And then the fun began.  Donella started looking thought the nametags until she found number 69.  She then proceeded to rearrange her breasts and shirt to allow for maximum cleavage and gave me her camera and asked me to take some pictures of her flaunting her number 69 tag.  I was happy to.  I was also happy to take some close ups.  Donella this is what you get for giving a man your camera.  The crew members seemed to like this very much and Greg offered us coffee and ice-cream.

 

After our stay at Klemtu and we were reloaded and ready to leave.  Jeremy had had enough time to do his business and get back onboard.  We sailed back out into the main passage and for the first time we were sailing south.  Soon after one of the Officers came down to the aft lounge where we were sitting and invited us up onto the bridge.  We gladly went up with him and saw that Greg was at the wheel along with Don as master and another deckhand whose name I cant recall.  We too a few snaps and then Donella got turn at the wheel.  Or the sticks.  She although did not get to take control.

Then it was my turn to steer.  I assumed the position and was taught how to correct for course with RADs.  This is quite easy, but has to be done every 30-40 seconds as the ship doesn't track to well. 

After a few minutes following the 170* heading a course alteration was required.  Don called out "course alteration to the starboard to 175*."  I was then expected to turn the ship and get her following this new course.  Once there I had to make sure she wasn't still turning and then call out "Steady 175*."  They all told me to speak loudly and clearly when doing so, so that the Black-Box microphones would pick it up. 
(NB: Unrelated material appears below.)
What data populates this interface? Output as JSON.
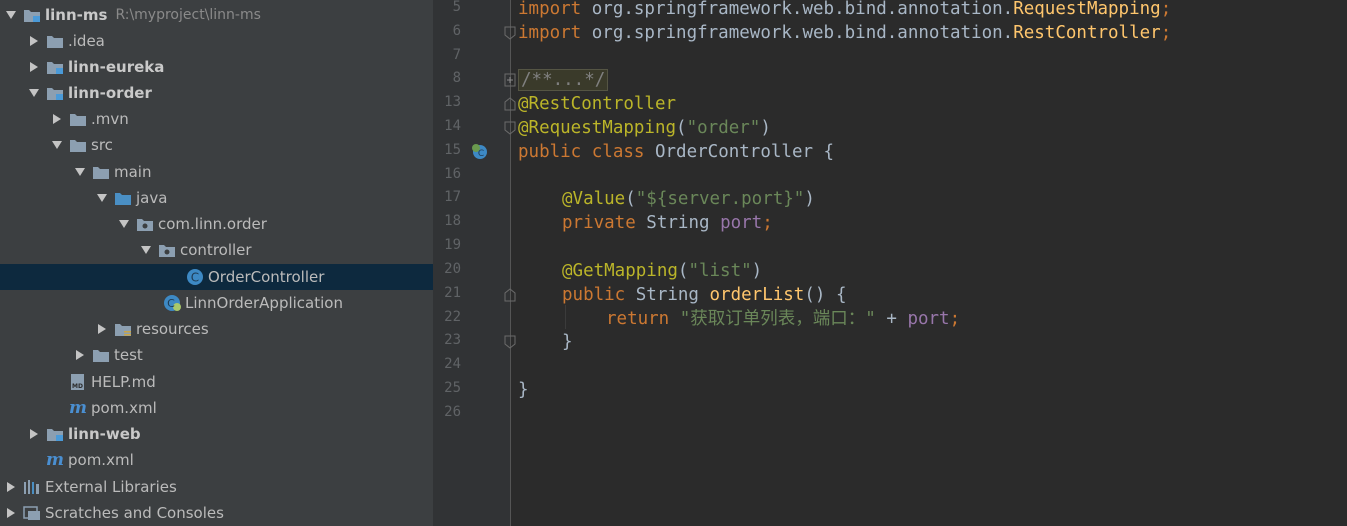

I was then taught how to check the magnetic compass to verify that the digital readout was correct.  It was hard for me to get in the right position to see the readout in the cylinder on the ceiling because I'm so tall, but I got it eventually and the master wrote it down in the logs as well as the speed.  I had to call out the course and speed multiple times during my time at the helm as well as make 12 course alterations.

 

During my time at the Helm Donella was searching through drawers for stamps and other knick-knacks including a ruler from the Queen of Sydney.  She found a Queen of Chilliwack stamp and I was awarded a night club stamp on the hand.  Then it became photo shoot time and she posed as  various people took pictures and we all had a good time.  My rotation at the helm was over and the next guy had to take over for me.  The We tried out the Masters chair and the sat back and relaxed.

 

At this time Carl was on his break and Donella and him started flirting again.  After a while this started to get kind of kinky.  Then he took us out into the bridge wing and showed us the outer control console.

After our great adventure on the bridge we sat in a hallway chatting with Carl and another deckhand.  We talked about working on the Wack, her and the QPR's future, and other general stuff.  After a while the 2nd guy had to go up and man the helm, but Carl stuck around.  Again Donella started flirting with Carl and I noticed Carl had a little stiffy.  Of course no-one said anything at the time.  Again it was Carl's turn at the Helm so he said "Its my turn to drive so I better leave now or I'm going to get my shaft caught in the spokes."  We laughed and Carl was off.

It was then diner time and I got myself some chicken fingers and fries (12.37$).  It was pretty good.  We then cruised into the darkness and as we did so I was franticly practicing my splicing.  The rest of the night was spent chatting with crew and walking the ship.  Later in the night as we cruised into Dean Channel a Humpback whale was spotted off the bow of the ship.  A bunch of people ran to the bow to see only darkness.

At some point that night I hit the sack.  This time although I did have a chair in the central row that reclined all the way back.  This sleep was much nicer than the first night.